Wenner writes that this vexation occurred after entertainment exec John Sykes, an “old friend” and fellow music fanatic, took over the role of the Hall’s chairman in late 2019, which allowed Sykes to guide the selection of the 2020 class. Along with the induction of established performers such as the Doobie Brothers, Nine Inch Nails, and Whitney Houston, Azoff was the recipient of the Ahmet Ertegun Award for industry professionals that year, with the Hall christening him “the ultimate rock manager.” Wenner likens the induction to an unworthy sneak attack:
My only worry was the pressure to compromise the integrity of the nominating and voting. I should have known better; I should have played the game better, seen people a little more cynically than my nature allowed. As soon as I resigned, I was told that one of the business executives on the board was going to be inducted. I had not heard of a single contribution this individual had made to the creative side of music, which was the explicit criterion. But he had accumulated influence and wealth. It was done behind my back. That was fast.
Azoff, perhaps best known for managing the Eagles, is currently the chairman of his family-run Full Stop Management and Global Music Rights. Prior to that, he was the chairman and CEO of your most-loathed concert provider, Ticketmaster Entertainment, as well as the chairman of Live Nation Entertainment. He is very, very rich and, indeed, had been a Rock Hall board member for several years prior to his induction. That year’s other Ahmet Ertegun Award recipient, the producer and critic Jon Landau, is written about quite warmly by Wenner throughout his memoir; they had been peers and collaborators since the 1960s. “He had helped me put together Rolling Stone when he was a college kid,” Wenner reminisced, “and had been my longtime éminence grise and counselor on the Hall of Fame as well.”

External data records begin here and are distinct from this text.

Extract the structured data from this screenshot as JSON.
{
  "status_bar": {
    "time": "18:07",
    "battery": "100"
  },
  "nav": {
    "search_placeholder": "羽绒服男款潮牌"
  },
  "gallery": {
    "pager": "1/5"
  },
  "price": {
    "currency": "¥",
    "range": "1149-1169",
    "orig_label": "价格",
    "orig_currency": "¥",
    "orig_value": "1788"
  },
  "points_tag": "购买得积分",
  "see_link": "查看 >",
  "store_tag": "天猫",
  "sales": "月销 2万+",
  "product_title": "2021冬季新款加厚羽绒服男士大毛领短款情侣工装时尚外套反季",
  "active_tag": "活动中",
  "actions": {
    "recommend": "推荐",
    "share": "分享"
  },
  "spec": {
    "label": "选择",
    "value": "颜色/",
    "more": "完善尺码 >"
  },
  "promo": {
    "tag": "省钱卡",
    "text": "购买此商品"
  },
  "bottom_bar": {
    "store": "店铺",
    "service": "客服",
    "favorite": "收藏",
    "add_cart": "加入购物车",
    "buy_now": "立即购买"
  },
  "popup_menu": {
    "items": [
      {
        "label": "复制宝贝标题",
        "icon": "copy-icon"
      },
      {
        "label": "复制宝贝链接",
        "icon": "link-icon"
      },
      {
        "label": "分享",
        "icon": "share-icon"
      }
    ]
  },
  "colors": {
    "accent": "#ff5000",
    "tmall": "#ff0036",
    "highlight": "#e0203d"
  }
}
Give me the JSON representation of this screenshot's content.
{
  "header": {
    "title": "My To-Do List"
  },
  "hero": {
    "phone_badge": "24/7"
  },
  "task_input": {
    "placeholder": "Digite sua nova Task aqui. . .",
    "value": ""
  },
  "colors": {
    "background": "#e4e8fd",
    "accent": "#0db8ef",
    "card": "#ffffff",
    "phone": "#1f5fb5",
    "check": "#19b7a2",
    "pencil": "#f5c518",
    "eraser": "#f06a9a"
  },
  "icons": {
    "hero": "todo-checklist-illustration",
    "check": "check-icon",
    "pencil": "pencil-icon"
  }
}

For performers who have yet to be inducted into the Rock Hall, Wenner admits that Warren Zevon has been frequently brought up by others as a glaring oversight. Recently, Jackson Browne told him, “I owed it to him to put Warren Zevon into the Hall of Fame,” a statement Vulture wants to 100 percent endorse, ideally over a game of pool at the bar.